## Work instruction
Which lines mention "this"? Show each one from the listing.

## Records for the task
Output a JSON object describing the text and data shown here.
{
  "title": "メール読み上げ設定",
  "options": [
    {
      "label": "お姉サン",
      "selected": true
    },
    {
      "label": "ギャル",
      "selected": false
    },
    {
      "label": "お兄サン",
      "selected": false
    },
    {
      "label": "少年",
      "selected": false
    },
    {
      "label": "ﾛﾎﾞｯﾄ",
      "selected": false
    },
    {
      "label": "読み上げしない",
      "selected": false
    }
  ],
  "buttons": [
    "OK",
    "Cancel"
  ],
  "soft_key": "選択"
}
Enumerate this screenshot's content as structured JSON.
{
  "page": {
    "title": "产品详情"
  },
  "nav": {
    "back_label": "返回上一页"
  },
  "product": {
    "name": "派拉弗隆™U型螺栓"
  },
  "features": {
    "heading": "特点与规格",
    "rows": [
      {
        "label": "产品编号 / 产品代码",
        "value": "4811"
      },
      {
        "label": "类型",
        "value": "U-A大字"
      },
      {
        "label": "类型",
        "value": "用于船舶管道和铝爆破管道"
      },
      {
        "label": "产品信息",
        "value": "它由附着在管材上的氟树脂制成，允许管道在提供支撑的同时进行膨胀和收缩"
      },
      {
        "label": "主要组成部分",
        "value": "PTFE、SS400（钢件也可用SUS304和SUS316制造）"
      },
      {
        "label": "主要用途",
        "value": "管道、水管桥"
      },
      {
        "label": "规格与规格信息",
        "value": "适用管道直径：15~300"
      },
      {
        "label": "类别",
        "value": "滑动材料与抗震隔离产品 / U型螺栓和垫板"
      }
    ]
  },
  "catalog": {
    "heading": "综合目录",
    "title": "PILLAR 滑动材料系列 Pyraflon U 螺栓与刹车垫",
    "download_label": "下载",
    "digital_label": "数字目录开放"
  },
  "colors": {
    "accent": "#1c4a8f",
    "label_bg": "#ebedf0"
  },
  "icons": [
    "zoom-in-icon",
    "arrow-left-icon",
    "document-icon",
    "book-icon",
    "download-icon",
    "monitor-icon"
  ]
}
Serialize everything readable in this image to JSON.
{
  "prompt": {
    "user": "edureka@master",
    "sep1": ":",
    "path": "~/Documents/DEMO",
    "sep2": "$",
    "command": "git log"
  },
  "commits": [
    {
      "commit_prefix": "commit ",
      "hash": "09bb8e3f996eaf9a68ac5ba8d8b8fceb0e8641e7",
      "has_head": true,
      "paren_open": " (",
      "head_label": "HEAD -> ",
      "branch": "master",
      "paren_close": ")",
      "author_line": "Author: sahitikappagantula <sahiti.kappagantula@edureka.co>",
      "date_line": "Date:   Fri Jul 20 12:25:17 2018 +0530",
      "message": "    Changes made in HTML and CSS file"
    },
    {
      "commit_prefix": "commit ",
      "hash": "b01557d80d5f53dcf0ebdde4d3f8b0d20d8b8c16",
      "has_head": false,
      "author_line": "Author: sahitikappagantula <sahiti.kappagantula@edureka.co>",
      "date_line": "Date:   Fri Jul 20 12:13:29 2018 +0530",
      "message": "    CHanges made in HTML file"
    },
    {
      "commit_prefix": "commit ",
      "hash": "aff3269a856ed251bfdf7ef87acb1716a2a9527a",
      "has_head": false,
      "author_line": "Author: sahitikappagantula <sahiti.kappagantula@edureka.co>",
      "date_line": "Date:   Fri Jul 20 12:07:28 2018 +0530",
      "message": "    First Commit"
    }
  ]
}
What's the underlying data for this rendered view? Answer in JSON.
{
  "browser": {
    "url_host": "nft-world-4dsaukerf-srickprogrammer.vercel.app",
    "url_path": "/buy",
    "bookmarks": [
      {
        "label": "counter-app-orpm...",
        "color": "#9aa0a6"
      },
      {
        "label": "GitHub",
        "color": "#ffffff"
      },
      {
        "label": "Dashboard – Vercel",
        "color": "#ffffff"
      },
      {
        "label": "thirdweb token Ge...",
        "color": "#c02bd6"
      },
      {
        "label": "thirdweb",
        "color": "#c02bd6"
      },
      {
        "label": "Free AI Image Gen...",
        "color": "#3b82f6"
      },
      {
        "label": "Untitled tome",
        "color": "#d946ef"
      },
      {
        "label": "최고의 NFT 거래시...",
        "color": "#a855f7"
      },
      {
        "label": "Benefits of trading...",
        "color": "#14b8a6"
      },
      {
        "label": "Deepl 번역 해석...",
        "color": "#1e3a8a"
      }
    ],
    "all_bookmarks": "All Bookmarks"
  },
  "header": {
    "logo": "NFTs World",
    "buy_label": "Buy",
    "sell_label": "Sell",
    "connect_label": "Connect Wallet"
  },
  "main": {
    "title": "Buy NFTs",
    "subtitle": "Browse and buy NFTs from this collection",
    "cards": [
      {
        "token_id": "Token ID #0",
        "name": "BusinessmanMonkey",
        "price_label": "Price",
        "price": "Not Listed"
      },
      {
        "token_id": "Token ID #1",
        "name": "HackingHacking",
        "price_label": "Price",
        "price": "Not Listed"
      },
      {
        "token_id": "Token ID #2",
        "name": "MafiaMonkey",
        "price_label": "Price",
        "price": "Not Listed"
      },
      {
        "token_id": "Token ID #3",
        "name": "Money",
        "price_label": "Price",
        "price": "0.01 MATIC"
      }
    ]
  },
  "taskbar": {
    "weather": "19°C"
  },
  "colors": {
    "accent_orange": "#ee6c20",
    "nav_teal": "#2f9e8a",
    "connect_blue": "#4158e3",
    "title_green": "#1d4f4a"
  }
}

## Answer to the problem
Enumerate this screenshot's content as structured JSON.
Serialize everything readable in this image to JSON.
What's the underlying data for this rendered view? Answer in JSON.
    "subtitle": "Browse and buy NFTs from this collection",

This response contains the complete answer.